What didn't happen in the tearoom today

11 AM August 1, 2005

Concerning a fictional event, in one act. For four players.

Cast

  • The Manager
  • Employee without Tea
  • Other Employees (2)

Act I

The Manager has made three cups of tea. He hands one to each of the Other Employees.

Other Employees: Thankyou, thankyou.

The Manager: You're welcome.

The Manager picks up his own cup.

Employee Without Tea: Oh. Where's mine?

TM: I thought you said you didn't want one.

EWT: No, I said I did want one. But it's OK... I'll make my own.

TM: Sorry about that. I'll make one for you.

The Manager gets a cup and teabag from the drawer. He puts the cup next to the jug, puts the teabag in the cup. The he picks up his own cup and steps back.

TM (To EWT): First, boil the jug again, so the water's nice and hot.

Employee Without Tea puts the jug on to boil. The Manager looks on in satisfaction, enjoying his tea. The jug, having just been boiled, reboils in just a few seconds.

TM: Yes, it's important to have the water at the right temperature for tea.

The Other Employees nod vigorously at The Manager's wise pronouncement.

TM: Now, quickly, while the water's still boiling, pour the water into the cup.

Employee Without Tea pours the jug.

TM: OK. And now just jiggle it up and down until it's the colour you want.

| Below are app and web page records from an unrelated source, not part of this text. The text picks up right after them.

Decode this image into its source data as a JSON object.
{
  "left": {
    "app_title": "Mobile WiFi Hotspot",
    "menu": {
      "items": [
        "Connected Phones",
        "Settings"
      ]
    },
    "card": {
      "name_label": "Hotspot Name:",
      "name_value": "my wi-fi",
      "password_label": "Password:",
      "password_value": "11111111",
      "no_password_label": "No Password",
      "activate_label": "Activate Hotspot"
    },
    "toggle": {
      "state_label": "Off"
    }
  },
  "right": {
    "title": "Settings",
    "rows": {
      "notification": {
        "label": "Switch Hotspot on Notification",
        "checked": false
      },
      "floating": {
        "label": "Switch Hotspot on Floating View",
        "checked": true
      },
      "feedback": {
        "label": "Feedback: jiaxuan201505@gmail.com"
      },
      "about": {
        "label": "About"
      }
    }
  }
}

Employee Without Tea picks up cup and jiggles the teabag. As he jiggles, he starts to realise who is making the cup of tea.

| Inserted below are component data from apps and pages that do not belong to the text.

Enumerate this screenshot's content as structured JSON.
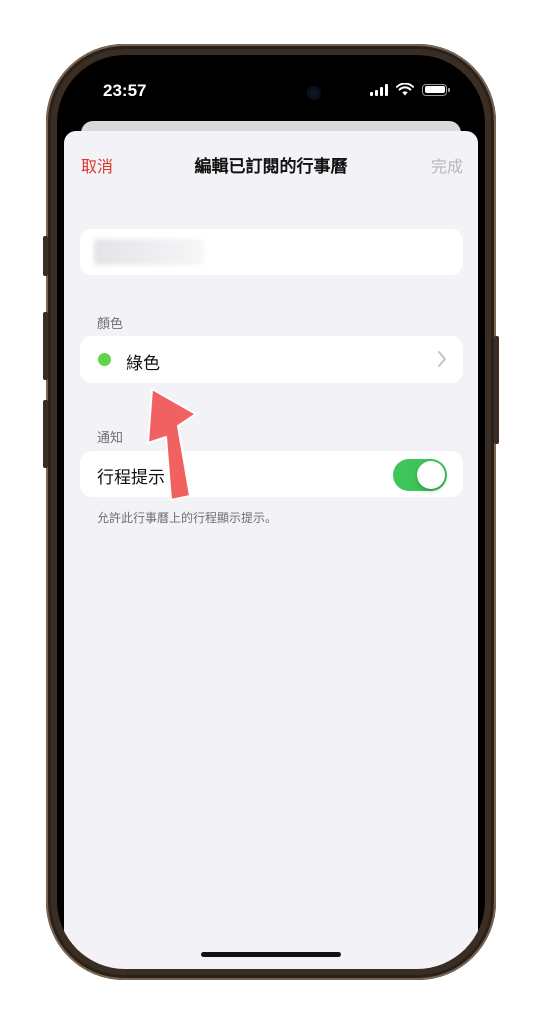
{
  "status_bar": {
    "time": "23:57"
  },
  "nav": {
    "cancel_label": "取消",
    "title": "編輯已訂閱的行事曆",
    "done_label": "完成"
  },
  "sections": {
    "color_header": "顏色",
    "color_value": "綠色",
    "notify_header": "通知",
    "toggle_label": "行程提示",
    "toggle_on": true,
    "footer_note": "允許此行事曆上的行程顯示提示。"
  },
  "colors": {
    "accent_red": "#e0352b",
    "selected_color": "#5fd44a",
    "toggle_green": "#3ec55a",
    "annotation_arrow": "#f26161"
  },
  "icons": [
    "chevron-right-icon",
    "cellular-signal-icon",
    "wifi-icon",
    "battery-icon"
  ]
}
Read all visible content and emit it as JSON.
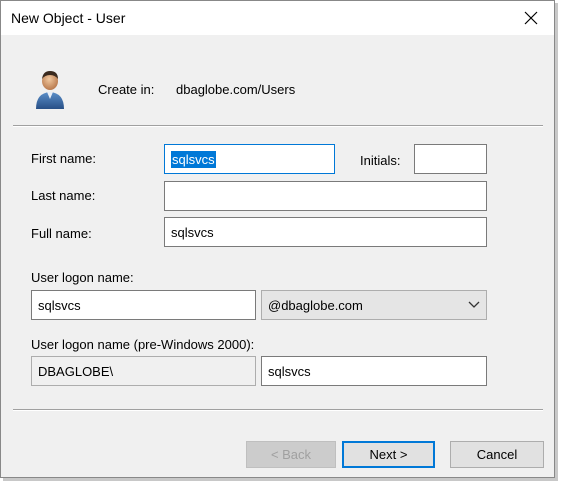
{
  "window": {
    "title": "New Object - User"
  },
  "icons": {
    "close": "close-icon",
    "user": "user-icon",
    "dropdown": "chevron-down-icon"
  },
  "header": {
    "create_in_label": "Create in:",
    "create_in_value": "dbaglobe.com/Users"
  },
  "form": {
    "first_name_label": "First name:",
    "first_name_value": "sqlsvcs",
    "initials_label": "Initials:",
    "initials_value": "",
    "last_name_label": "Last name:",
    "last_name_value": "",
    "full_name_label": "Full name:",
    "full_name_value": "sqlsvcs",
    "logon_label": "User logon name:",
    "logon_value": "sqlsvcs",
    "domain_suffix": "@dbaglobe.com",
    "pre2000_label": "User logon name (pre-Windows 2000):",
    "pre2000_domain": "DBAGLOBE\\",
    "pre2000_value": "sqlsvcs"
  },
  "buttons": {
    "back": "< Back",
    "next": "Next >",
    "cancel": "Cancel"
  },
  "colors": {
    "selection": "#0078d7",
    "dialog_bg": "#f0f0f0"
  }
}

TM: There you go. Nothing like a good hot cup of tea, is there?

EWT: Err... Thankyou?

TM: You're welcome!

Exit The Manager, job well done.


Just to clarify, yes, this is fictitious. It sprung into my head after hearing just two or three half-sentences emanating from the tea room this morning. Given the people involved, my fanciful imagination is certainly wrong. That said, there are one or two workplaces I've known where it might have happened exactly like that.

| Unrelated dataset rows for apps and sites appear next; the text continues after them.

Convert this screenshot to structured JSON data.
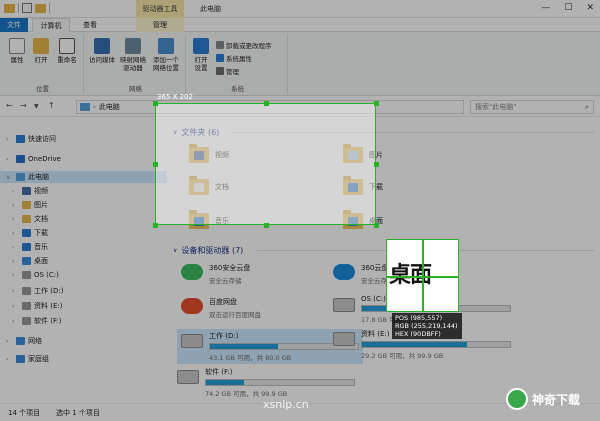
{
  "titlebar": {
    "context_tab": "驱动器工具",
    "title": "此电脑",
    "minimize": "—",
    "maximize": "☐",
    "close": "✕"
  },
  "tabs": {
    "file": "文件",
    "computer": "计算机",
    "view": "查看",
    "manage": "管理"
  },
  "ribbon": {
    "location": {
      "label": "位置",
      "properties": "属性",
      "open": "打开",
      "rename": "重命名"
    },
    "network": {
      "label": "网络",
      "access_media": "访问媒体",
      "map_drive_1": "映射网络",
      "map_drive_2": "驱动器",
      "add_location_1": "添加一个",
      "add_location_2": "网络位置"
    },
    "system": {
      "label": "系统",
      "open_settings_1": "打开",
      "open_settings_2": "设置",
      "uninstall": "卸载或更改程序",
      "system_properties": "系统属性",
      "manage": "管理"
    }
  },
  "address": {
    "path": "此电脑",
    "search_placeholder": "搜索\"此电脑\""
  },
  "sidebar": {
    "items": [
      {
        "label": "快速访问",
        "color": "#2a7fd4"
      },
      {
        "label": "OneDrive",
        "color": "#2a6fd0"
      },
      {
        "label": "此电脑",
        "color": "#5a9fd8"
      },
      {
        "label": "视频",
        "color": "#4b6ea8"
      },
      {
        "label": "图片",
        "color": "#e8b84a"
      },
      {
        "label": "文档",
        "color": "#e8b84a"
      },
      {
        "label": "下载",
        "color": "#2a7fd4"
      },
      {
        "label": "音乐",
        "color": "#2a7fd4"
      },
      {
        "label": "桌面",
        "color": "#3c8dde"
      },
      {
        "label": "OS (C:)",
        "color": "#9a9a9a"
      },
      {
        "label": "工作 (D:)",
        "color": "#9a9a9a"
      },
      {
        "label": "资料 (E:)",
        "color": "#9a9a9a"
      },
      {
        "label": "软件 (F:)",
        "color": "#9a9a9a"
      },
      {
        "label": "网络",
        "color": "#3c8dde"
      },
      {
        "label": "家庭组",
        "color": "#3c8dde"
      }
    ]
  },
  "content": {
    "folders_header": "文件夹 (6)",
    "folders": [
      {
        "label": "视频",
        "badge": "#4b6ea8"
      },
      {
        "label": "图片",
        "badge": "#b0d6f0"
      },
      {
        "label": "文档",
        "badge": "#f4f4f4"
      },
      {
        "label": "下载",
        "badge": "#2a7fd4"
      },
      {
        "label": "音乐",
        "badge": "#2a7fd4"
      },
      {
        "label": "桌面",
        "badge": "#3c8dde"
      }
    ],
    "devices_header": "设备和驱动器 (7)",
    "cloud": [
      {
        "name": "360安全云盘",
        "sub": "安全云存储",
        "color": "#3dbb61"
      },
      {
        "name": "360云盘",
        "sub": "安全云存储",
        "color": "#1a8be0"
      },
      {
        "name": "百度网盘",
        "sub": "双击运行百度网盘",
        "color": "#e8502f"
      }
    ],
    "drives": [
      {
        "name": "OS (C:)",
        "sub": "17.8 GB 可用，共 39.0 GB",
        "used": 0.54
      },
      {
        "name": "工作 (D:)",
        "sub": "43.1 GB 可用，共 80.0 GB",
        "used": 0.46
      },
      {
        "name": "资料 (E:)",
        "sub": "29.2 GB 可用，共 99.9 GB",
        "used": 0.71
      },
      {
        "name": "软件 (F:)",
        "sub": "74.2 GB 可用，共 99.9 GB",
        "used": 0.26
      }
    ]
  },
  "capture": {
    "size_label": "365 X 202",
    "magnifier_text": "桌面",
    "pos": "POS (985,557)",
    "rgb": "RGB (255,219,144)",
    "hex": "HEX (90DBFF)"
  },
  "status": {
    "items": "14 个项目",
    "selected": "选中 1 个项目"
  },
  "watermark": {
    "site": "xsnip.cn",
    "logo": "神奇下载"
  }
}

By alang | # | Comments (2)
(Posted to Tall Tales)

Logo

9 AM August 1, 2005

Looking for a way to introduce programming to my sons, I downloaded MSWLogo the other day. Gee it’s fun.

Logo was designed as a teaching language. Logo is centred around the turtle and the drawing area. You give simple commands to the turtle – forward 100 and right 90 – and wherever the turtle goes, it leaves a line. You can combine these commands into simple programs, and with just a few lines of code, can draw some neat patterns.

I settled on MSWLogo, on the strength of positive comments from pages I found by searching for logo programming on Google. MSWLogo has a drawing window, a command window and a text editor (screenshot). What more could a junior programmer want?

Fiddling with Logo on the way home reminded me of my first, tentative adventures with Basic on the TRS-80 pocket computer. Logo is responsive and interesting – you can “make it do stuff.”

Time for an example. Here is the turtle on a blank screen:

The turtle is kind of triangular. According to one Logo text, its name is Ernestine. The turtle’s pen is tied to its tail, right in the middle of its flat backside. Now, using the editor, we rattle off a quick program:

to square

repeat 4 [forward 50 right 90]

end

From the command prompt, we can now type ”square”, and sure enough:

The triangle is, of course, the turtle, back where it started, in the middle of the screen. Now we can use our square in another program:

to flower

repeat 8 [

square

right 45]

end

And here is what it looks like:

Not bad for a few lines of code. What I found most fun, though, was drawing fractals with recursion. This little routine draws a tree, splitting each branch in two.

to tree :size

forward :size

if (:size > 10) [

left 30

tree :size * 0.8

right 60

tree :size * 0.8

left 30

]

back :size

end

tree 30” gives:

More complex fractals can be drawn with not that much more code. I even had it drawing the dragon curve in eight lines of code.

MSWLogo comes with an impressive range of demos. There are some 3d graphics, a bunch of games, and a Pascal compiler, written in Logo, that converts Pascal to Logo and executes it.

I’m glad I gave Logo a whirl. It stretched me, All in all, I can heartily recommend Logo as a fun toy for programmers. Logo encourages a different kind of thinking, and gives a big payback for a small investment.

By alang | # | Comments (4)
(Posted to Software Development and javablogs)
© 2003-2006 Alan Green